    Fodor's Functionalism Fodor begins his article on the mind-body problem with a review of the current theories of dualism and materialism. According to dualism, the mind and body are two separate entities with the body being physical and the mind being nonphysical. If this is the case, though, then there can be no interaction between the two. The mind could not influence anything physical without violating the laws of physics. The materialist theory, on the other hand, states that the mind is not

  • The EECS Department at Berkeley

    1079 Words  | 3 Pages

    considerably with the research focuses of EECS Berkeley’s faculty. EECS Berkeley has the finest faculty and the most developed research facilities in the World of Electrical Engineering, and more specifically, in the field of wireless & mobile communications. MY PREPARATIONS FOR FUTURE GRADUATE STUDIES AT BERKELEY: I prepared myself thoroughly for the last two years at my undergraduate institution. To enable myself to apply at Berkeley, I worked hard during the last two years of my undergraduate studies

  • Berkeley's Idealism

    1987 Words  | 4 Pages

    the case. So, although counter intuitive, Idealism is difficult to refute. Bibliography Audi, Robert (Ed). The Cambridge Dictionary of Philosophy. Cambridge University Press.(1995). pp. 72-74. Ibid. pp. 355-356. Ibid. pp. 437-440 Berkeley, George. Principles of Human Knowledge & Three Dialogues. Oxford World Classics.(1999). Idealism. Mautner, Thomas (Ed).Penguin Dictionary of Philosophy, Penguin Reference.(1996). pp.66-67. Morton, Adam. Philosophy in Practice

  • Response to George Berkeley’s Three Dialogues between Hylas and Philonous

    1021 Words  | 3 Pages
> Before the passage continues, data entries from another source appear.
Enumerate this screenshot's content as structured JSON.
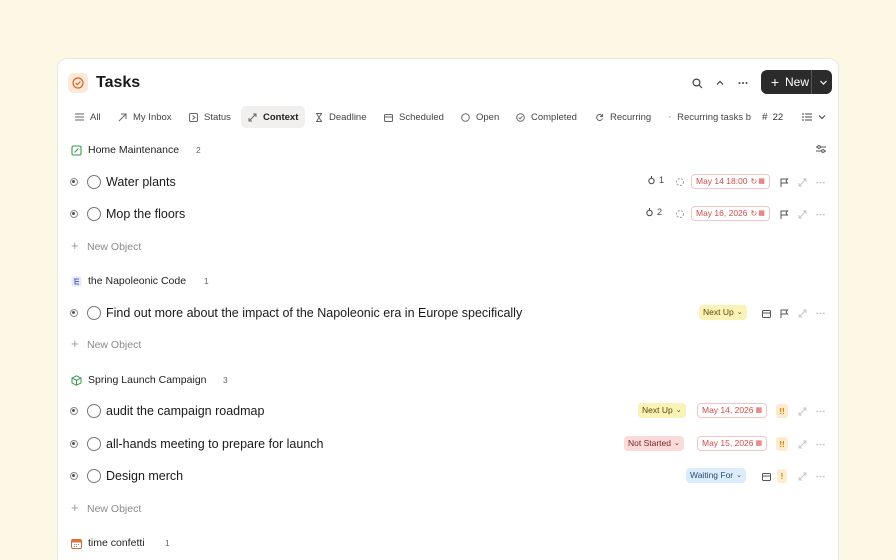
{
  "header": {
    "title": "Tasks",
    "new_label": "New"
  },
  "tabs": [
    {
      "label": "All"
    },
    {
      "label": "My Inbox"
    },
    {
      "label": "Status"
    },
    {
      "label": "Context"
    },
    {
      "label": "Deadline"
    },
    {
      "label": "Scheduled"
    },
    {
      "label": "Open"
    },
    {
      "label": "Completed"
    },
    {
      "label": "Recurring"
    },
    {
      "label": "Recurring tasks b"
    }
  ],
  "tabs_extra": {
    "count": "22"
  },
  "groups": [
    {
      "name": "Home Maintenance",
      "count": "2",
      "tasks": [
        {
          "name": "Water plants",
          "subtasks": "1",
          "date": "May 14 18:00"
        },
        {
          "name": "Mop the floors",
          "subtasks": "2",
          "date": "May 16, 2026"
        }
      ],
      "new_object": "New Object"
    },
    {
      "name": "the Napoleonic Code",
      "count": "1",
      "tasks": [
        {
          "name": "Find out more about the impact of the Napoleonic era in Europe specifically",
          "status": "Next Up"
        }
      ],
      "new_object": "New Object"
    },
    {
      "name": "Spring Launch Campaign",
      "count": "3",
      "tasks": [
        {
          "name": "audit the campaign roadmap",
          "status": "Next Up",
          "date": "May 14, 2026",
          "priority": "!!"
        },
        {
          "name": "all-hands meeting to prepare for launch",
          "status": "Not Started",
          "date": "May 15, 2026",
          "priority": "!!"
        },
        {
          "name": "Design merch",
          "status": "Waiting For",
          "priority": "!"
        }
      ],
      "new_object": "New Object"
    },
    {
      "name": "time confetti",
      "count": "1"
    }
  ],
  "colors": {
    "background": "#fdf8e6",
    "accent_dark": "#2b2b2b",
    "date_red": "#d44b4b"
  },
  "icons": [
    "check-circle-icon",
    "search-icon",
    "chevron-up-icon",
    "more-icon",
    "plus-icon",
    "chevron-down-icon",
    "filter-icon",
    "flag-icon",
    "calendar-icon",
    "expand-icon"
  ]
}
    expression of thoughts secondary to thoughts. They are, indeed, the translations of thoughts, the inexact and practical interpretations of them. They communicate. Words are imperfect by nature. In the Dialogues between Hylas and Philonous, Berkeley knows words to be imperfect. His two speakers debate definitions—of skepticism, sensible things, substrata, matter, idea, spirit—as principal points on which their arguments depend; once Ph... ... middle of paper ... ... Combray, Swann in Love